> Instructions to follow
Give the number of lines in the listing that contain "沙特王子被爆打人", with no other words.
*** Begin section ***
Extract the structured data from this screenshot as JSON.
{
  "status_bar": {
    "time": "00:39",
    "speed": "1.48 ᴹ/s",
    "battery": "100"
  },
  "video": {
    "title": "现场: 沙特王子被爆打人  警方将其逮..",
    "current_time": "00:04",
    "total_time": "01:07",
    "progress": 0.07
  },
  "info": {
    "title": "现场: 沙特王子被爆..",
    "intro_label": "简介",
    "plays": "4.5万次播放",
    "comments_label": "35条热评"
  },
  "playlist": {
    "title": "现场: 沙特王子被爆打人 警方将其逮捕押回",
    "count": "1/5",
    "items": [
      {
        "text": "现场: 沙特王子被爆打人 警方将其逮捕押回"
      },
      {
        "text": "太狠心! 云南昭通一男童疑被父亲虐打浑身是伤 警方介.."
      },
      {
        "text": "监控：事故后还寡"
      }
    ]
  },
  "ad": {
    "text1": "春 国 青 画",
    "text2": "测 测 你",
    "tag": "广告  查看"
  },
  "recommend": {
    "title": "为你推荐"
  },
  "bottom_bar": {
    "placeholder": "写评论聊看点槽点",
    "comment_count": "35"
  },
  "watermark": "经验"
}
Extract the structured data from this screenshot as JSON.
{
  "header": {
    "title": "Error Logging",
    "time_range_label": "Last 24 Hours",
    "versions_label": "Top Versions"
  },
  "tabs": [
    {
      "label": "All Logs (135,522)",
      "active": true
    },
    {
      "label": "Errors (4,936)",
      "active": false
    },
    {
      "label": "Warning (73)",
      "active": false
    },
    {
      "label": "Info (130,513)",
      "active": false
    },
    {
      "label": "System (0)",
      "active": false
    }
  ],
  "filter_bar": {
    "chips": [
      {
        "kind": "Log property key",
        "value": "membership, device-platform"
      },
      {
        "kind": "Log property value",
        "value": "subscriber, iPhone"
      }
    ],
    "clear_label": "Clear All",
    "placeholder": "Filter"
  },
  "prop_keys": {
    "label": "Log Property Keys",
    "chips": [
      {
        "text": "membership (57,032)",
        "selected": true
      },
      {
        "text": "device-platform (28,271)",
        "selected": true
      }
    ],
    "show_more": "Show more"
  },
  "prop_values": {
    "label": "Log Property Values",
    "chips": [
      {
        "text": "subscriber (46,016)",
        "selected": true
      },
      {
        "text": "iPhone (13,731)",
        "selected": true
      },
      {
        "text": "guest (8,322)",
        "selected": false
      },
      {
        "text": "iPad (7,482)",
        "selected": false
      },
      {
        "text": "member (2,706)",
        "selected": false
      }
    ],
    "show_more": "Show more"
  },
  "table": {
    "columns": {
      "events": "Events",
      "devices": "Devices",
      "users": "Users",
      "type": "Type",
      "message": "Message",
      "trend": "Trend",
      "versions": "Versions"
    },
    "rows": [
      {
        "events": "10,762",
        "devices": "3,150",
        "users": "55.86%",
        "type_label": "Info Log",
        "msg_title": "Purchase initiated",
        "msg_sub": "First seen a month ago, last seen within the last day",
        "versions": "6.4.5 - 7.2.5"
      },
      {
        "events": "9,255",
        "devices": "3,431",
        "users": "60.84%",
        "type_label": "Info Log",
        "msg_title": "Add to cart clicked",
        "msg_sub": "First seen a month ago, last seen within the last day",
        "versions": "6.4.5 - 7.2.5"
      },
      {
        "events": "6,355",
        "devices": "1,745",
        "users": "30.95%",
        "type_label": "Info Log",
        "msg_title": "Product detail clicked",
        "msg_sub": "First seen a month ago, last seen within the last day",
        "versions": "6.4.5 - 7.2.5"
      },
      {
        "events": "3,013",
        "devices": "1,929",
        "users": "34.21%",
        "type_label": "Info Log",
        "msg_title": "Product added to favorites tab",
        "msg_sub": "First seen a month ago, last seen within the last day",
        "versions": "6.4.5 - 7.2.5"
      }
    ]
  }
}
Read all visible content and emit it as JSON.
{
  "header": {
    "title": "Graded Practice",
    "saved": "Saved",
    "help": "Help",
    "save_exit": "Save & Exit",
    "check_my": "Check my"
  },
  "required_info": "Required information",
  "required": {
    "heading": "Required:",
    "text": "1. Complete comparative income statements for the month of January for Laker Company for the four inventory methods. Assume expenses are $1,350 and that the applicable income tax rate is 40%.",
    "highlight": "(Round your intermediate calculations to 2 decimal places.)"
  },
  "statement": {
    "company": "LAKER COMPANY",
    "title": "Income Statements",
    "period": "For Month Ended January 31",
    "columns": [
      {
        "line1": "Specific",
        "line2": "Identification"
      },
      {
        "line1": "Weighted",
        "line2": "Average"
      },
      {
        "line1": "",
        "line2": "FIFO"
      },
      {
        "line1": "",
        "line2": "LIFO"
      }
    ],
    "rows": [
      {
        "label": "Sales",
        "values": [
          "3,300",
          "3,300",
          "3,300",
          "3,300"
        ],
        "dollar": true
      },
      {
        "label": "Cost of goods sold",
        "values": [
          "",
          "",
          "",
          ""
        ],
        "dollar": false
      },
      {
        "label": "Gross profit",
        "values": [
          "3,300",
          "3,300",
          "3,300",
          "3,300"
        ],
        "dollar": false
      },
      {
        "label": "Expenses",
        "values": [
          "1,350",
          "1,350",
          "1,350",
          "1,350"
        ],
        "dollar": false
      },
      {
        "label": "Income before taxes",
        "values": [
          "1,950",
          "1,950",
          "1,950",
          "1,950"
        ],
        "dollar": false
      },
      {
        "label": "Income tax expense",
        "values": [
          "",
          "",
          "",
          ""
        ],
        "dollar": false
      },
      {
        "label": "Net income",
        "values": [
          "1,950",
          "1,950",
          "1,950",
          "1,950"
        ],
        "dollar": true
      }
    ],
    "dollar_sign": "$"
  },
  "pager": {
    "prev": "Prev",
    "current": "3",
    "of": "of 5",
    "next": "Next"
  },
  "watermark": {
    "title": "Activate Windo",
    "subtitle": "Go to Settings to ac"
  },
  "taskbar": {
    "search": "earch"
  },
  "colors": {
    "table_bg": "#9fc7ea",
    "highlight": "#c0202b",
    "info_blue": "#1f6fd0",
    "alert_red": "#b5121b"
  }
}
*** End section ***
> Expected answer
3